Copy, from the entries below, each line in which the string "value" appears.

_INPUT DATA_
______________________________

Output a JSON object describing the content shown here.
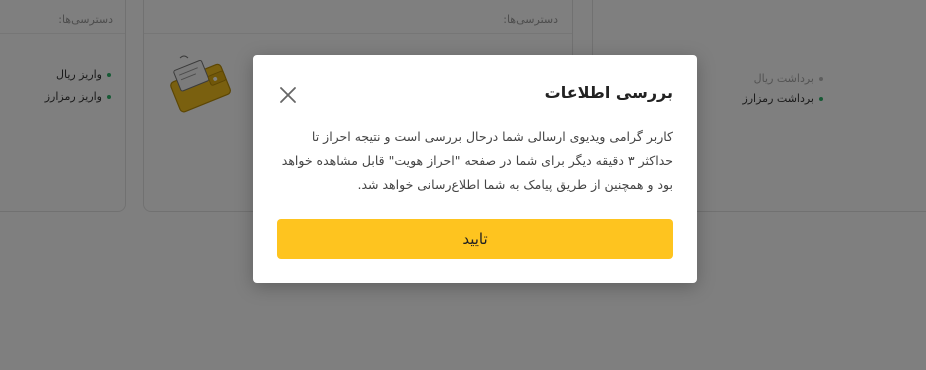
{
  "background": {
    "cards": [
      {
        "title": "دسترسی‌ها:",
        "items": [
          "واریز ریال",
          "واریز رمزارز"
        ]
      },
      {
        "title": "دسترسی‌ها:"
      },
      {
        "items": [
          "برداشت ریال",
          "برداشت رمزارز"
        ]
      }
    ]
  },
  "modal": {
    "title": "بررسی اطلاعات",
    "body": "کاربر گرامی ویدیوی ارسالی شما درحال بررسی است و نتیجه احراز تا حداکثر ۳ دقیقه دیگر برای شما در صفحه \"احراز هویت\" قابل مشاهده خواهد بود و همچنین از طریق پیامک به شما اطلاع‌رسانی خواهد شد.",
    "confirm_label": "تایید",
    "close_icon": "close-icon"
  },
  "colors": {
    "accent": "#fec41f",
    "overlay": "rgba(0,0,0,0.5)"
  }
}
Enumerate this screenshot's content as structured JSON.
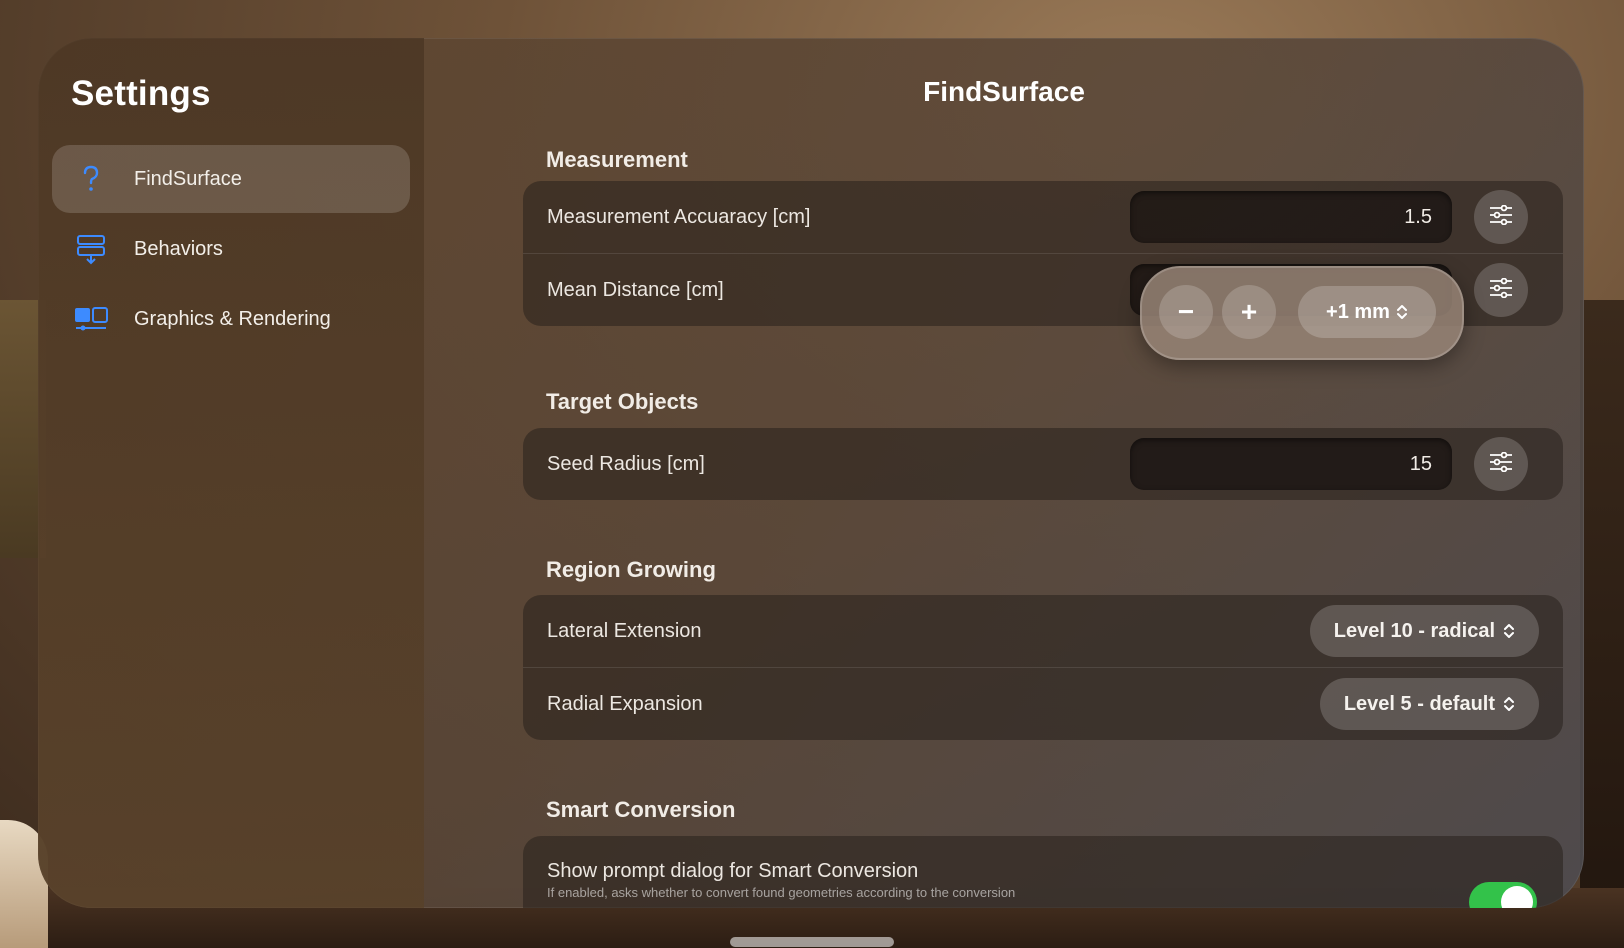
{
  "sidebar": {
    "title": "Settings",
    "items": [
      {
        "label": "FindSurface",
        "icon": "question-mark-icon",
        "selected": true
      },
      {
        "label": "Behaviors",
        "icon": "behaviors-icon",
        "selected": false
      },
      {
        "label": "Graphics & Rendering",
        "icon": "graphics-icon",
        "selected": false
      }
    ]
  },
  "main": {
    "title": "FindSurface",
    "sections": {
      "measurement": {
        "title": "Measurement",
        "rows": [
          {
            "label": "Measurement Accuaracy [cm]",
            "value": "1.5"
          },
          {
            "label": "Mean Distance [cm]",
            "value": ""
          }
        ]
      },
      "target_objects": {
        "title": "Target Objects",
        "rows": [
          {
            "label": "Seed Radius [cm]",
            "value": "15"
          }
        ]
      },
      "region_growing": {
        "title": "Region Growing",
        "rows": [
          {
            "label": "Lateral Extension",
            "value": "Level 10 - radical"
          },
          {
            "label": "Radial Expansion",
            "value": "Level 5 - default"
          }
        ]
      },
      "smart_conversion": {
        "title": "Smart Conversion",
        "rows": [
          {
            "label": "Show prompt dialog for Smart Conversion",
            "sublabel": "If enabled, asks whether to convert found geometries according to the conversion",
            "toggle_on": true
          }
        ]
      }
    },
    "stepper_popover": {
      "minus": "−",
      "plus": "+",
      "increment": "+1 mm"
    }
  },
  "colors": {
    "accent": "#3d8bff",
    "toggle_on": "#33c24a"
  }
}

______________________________

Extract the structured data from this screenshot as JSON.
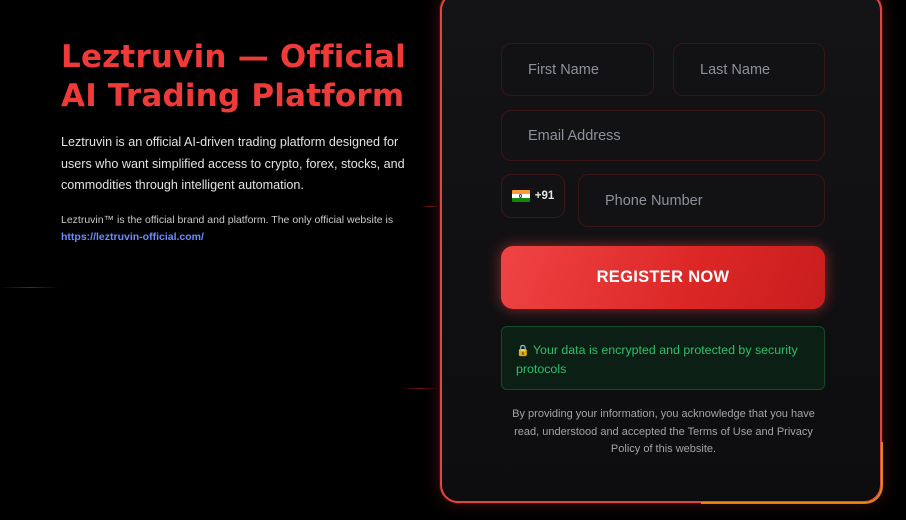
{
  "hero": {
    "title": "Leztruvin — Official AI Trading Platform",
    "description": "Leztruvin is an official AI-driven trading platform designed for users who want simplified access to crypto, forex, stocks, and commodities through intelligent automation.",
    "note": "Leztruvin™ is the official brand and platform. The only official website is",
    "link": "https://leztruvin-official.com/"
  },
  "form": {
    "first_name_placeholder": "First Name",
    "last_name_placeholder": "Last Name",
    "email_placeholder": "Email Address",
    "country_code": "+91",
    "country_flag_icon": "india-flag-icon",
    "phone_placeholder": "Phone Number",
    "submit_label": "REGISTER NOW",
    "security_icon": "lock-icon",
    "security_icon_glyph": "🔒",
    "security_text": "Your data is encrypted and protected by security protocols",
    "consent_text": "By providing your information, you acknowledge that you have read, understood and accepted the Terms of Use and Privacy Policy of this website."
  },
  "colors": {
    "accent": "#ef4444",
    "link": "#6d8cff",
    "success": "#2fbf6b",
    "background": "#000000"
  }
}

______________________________

_OUTPUT FOR THIS TASK_
            "value": "1.5"
            "value": ""
            "value": "15"
            "value": "Level 10 - radical"
            "value": "Level 5 - default"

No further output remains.